The bill would also empower the DOJ to file charges, seize animals and impose penalties regardless of whether USDA has determined or even alleged that there has been a violation of the Animal Welfare Act (AWA).

Additionally, the measure could potentially undermine or remove current exemptions from licensing for small hobby breeders, thereby requiring them to be licensed and comply with USDA standards.  

Your Representatives in the U.S. House and Senate need to hear opposition to this bill TODAY!

Visit AKC’s Legislative Action Center at and type your address in the “Find Your Elected Officials” box to find out who represents you and get their contact information.   Please call or email their offices today.

Use the talking points below when reaching out to them.

Talking Points:

  • Explain you are a constituent.
  • Ask them to oppose H.R 5041/S. 2555, the so-called “Better Care for Animals Act”.
  • Tell them it will do precisely the opposite of its name by removing crucial animal experts from the chain of animal welfare oversight. Removing subject matter expertise will undermine both animal care and enforcement of violations.
  • DOJ does not have staff, veterinarians or experts in animal husbandry and behavior that are experienced in evaluating AWA compliance or enforcement.
  • Rather than creating more efficiency, HR 5041/S 2555 create redundant and potentially conflicting authorities and jurisdictions. This will cause greater bureaucracy and expand the backlog of cases at the DOJ.
  • Removal of exemptions for de minimis activity such as hobby breeders will also create greater strain on the limited resources of federal agencies charged with AWA oversight of professional breeders.
  • The measure is unnecessary as the USDA already can and does seek assistance from DOJ when appropriate.
  • The bills allow owners to be required to pay for the costs of boarding and care of seized animals while legal proceedings are pending, regardless of the outcome – with no provision for restitution.
  • Instead, suggest an alternate solution to address lawmakers’ animal care concerns: Ask your members of Congress to instead support additional financial resources for USDA Animal Care enforcement so they can appropriately enforce the requirements they already have.

For questions or more information, contact, visit AKC’s Legislative Action Center or contact 919-816-3720.

Background: About Federal Dog Breeder Licensing and Oversight 
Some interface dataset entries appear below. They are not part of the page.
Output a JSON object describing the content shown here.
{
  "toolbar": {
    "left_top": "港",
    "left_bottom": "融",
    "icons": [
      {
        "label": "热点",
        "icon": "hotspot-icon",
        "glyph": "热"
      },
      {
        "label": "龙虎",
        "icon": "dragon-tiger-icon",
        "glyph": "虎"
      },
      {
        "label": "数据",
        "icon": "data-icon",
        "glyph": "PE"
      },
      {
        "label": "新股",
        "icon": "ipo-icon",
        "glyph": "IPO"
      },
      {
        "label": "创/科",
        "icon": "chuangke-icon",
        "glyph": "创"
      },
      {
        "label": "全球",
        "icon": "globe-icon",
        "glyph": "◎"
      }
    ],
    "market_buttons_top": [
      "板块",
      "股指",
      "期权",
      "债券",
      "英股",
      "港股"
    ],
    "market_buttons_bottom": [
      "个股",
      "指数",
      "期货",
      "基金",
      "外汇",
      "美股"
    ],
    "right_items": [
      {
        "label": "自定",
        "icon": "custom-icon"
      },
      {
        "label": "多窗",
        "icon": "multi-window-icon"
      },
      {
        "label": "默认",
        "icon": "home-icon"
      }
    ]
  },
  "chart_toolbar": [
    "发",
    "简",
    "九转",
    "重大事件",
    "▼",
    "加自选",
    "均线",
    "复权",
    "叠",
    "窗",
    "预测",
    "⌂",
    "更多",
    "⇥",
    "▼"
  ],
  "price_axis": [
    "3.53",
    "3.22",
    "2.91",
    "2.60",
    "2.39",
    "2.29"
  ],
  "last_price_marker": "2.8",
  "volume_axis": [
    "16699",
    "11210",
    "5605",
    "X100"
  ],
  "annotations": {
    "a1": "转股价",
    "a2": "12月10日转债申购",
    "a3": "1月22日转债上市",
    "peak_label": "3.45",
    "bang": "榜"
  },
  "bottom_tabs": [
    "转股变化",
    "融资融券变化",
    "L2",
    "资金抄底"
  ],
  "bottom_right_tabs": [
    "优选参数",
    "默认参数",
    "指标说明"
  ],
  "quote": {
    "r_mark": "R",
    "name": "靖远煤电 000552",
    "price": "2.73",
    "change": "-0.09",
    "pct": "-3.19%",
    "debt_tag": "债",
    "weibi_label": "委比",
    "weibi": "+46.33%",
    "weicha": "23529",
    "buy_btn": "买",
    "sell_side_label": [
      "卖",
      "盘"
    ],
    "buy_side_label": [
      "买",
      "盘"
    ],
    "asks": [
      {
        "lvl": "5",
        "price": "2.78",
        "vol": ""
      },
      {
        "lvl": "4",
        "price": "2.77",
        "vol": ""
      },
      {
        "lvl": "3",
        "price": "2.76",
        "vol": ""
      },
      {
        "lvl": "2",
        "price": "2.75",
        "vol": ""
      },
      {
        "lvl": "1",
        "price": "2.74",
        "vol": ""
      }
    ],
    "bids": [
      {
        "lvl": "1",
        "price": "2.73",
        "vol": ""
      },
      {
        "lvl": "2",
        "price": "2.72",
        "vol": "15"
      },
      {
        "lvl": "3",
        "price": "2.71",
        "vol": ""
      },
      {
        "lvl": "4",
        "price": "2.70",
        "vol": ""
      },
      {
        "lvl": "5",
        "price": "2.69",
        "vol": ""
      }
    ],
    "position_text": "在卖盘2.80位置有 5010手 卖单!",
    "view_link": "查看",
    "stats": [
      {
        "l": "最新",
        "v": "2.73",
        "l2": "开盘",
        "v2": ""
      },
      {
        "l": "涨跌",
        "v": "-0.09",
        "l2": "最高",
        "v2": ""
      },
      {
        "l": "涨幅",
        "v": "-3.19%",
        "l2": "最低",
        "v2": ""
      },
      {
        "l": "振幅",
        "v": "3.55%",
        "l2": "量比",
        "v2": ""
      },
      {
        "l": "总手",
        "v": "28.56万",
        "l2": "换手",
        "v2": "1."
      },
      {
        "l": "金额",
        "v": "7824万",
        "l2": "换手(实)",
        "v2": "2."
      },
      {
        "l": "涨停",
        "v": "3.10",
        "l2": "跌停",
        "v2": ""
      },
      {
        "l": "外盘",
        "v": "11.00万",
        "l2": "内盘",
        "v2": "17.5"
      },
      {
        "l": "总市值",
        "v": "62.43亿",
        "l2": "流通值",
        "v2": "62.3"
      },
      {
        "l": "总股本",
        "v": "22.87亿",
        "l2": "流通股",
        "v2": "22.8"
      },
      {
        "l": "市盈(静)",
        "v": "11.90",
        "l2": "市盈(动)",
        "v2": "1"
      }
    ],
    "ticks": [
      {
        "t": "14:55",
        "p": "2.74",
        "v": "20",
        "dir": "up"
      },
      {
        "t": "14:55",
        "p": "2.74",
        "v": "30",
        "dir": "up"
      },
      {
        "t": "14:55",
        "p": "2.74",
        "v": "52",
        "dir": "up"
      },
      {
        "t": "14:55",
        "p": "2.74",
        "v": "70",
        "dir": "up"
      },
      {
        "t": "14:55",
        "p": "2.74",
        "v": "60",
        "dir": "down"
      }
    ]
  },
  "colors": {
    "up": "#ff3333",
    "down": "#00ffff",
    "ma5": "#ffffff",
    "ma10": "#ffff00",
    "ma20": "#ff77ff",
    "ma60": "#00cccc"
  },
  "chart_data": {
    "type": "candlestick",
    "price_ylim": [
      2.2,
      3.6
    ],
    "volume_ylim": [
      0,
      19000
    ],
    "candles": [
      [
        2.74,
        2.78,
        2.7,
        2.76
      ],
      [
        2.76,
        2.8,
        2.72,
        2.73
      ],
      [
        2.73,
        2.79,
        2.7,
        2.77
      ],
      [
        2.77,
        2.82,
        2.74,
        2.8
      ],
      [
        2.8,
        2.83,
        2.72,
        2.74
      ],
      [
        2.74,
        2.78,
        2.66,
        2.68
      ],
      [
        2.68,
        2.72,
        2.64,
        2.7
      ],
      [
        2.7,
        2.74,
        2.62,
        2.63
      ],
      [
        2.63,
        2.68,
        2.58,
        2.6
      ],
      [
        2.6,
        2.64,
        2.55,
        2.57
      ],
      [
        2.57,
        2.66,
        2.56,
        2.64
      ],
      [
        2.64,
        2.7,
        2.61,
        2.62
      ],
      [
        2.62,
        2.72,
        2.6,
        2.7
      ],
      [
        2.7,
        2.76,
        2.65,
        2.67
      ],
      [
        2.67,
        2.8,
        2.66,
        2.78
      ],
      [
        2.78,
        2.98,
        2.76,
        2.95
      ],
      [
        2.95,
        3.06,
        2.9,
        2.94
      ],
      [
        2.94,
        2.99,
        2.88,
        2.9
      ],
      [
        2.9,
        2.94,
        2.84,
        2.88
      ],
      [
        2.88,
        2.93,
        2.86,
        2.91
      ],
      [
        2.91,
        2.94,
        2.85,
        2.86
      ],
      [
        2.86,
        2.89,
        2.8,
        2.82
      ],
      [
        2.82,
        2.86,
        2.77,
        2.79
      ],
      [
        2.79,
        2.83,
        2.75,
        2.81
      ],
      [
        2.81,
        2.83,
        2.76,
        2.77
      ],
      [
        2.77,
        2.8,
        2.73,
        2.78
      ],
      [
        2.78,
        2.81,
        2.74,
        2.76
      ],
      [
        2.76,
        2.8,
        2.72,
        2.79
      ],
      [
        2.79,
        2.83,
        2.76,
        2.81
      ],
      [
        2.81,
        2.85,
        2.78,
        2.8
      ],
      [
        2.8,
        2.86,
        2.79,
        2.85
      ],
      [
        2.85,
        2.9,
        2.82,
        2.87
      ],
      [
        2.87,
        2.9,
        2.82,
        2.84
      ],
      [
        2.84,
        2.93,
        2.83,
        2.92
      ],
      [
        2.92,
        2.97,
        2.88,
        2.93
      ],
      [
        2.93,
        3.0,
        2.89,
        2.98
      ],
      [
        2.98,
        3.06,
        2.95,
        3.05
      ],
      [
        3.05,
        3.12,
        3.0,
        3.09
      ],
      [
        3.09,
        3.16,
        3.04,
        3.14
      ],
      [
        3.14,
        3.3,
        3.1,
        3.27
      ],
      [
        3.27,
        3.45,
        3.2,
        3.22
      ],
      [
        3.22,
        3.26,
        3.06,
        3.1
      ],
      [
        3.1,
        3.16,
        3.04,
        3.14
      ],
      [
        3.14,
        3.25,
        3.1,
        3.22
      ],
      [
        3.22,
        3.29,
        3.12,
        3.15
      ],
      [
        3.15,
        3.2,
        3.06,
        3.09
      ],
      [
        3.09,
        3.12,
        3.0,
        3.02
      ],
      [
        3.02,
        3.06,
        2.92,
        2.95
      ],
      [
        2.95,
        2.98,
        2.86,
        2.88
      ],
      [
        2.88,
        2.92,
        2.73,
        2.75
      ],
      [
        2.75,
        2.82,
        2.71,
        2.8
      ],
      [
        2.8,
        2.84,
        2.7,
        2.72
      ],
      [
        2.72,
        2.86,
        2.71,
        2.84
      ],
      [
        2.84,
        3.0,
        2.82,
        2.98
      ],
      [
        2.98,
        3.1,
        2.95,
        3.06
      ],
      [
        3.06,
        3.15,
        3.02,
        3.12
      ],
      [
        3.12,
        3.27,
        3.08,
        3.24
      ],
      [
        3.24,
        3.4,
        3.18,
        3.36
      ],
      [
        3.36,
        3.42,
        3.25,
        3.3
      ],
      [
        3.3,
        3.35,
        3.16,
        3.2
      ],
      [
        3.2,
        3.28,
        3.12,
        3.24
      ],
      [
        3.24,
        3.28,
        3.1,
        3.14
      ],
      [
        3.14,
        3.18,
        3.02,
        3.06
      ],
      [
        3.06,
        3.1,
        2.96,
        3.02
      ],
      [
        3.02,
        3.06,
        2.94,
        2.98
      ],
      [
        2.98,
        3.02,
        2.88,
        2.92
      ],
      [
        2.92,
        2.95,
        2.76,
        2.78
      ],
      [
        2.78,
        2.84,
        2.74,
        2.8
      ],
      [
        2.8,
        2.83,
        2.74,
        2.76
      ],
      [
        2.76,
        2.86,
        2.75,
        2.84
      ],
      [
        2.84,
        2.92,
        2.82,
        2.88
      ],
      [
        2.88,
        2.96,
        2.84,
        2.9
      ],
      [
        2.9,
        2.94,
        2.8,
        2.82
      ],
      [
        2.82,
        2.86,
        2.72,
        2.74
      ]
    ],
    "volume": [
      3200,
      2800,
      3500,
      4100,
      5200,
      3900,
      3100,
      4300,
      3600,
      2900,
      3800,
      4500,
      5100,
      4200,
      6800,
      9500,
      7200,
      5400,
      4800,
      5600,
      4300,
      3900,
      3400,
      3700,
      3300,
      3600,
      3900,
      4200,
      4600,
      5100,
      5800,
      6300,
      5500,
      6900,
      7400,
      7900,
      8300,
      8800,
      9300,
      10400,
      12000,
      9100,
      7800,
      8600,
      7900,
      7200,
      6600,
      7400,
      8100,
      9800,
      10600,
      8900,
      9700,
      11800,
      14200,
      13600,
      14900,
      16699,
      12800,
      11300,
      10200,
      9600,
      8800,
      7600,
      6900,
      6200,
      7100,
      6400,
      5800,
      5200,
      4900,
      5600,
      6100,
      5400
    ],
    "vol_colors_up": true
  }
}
Anyone who maintains more than 4 “breeding females” (a term that is undefined but is generally considered to mean an intact female) and transfers even one of the offspring “sight unseen” is subject to licensing under the AWA. “Breeding females” include any combination of cats, dogs, or other small pet mammals such as hamsters, guinea pigs, etc. (Learn more). The U.S. Department of Agriculture’s Animal and Plant Health Inspection Service, which is staffed by thousands of animal experts, currently administers AWA licensing requirements. As part of their mission, which includes improving animal care and welfare, the agency’s experts recognize performance-based animal care standards and provide expertise, training, and certification programs that benefit animals and those who care for them.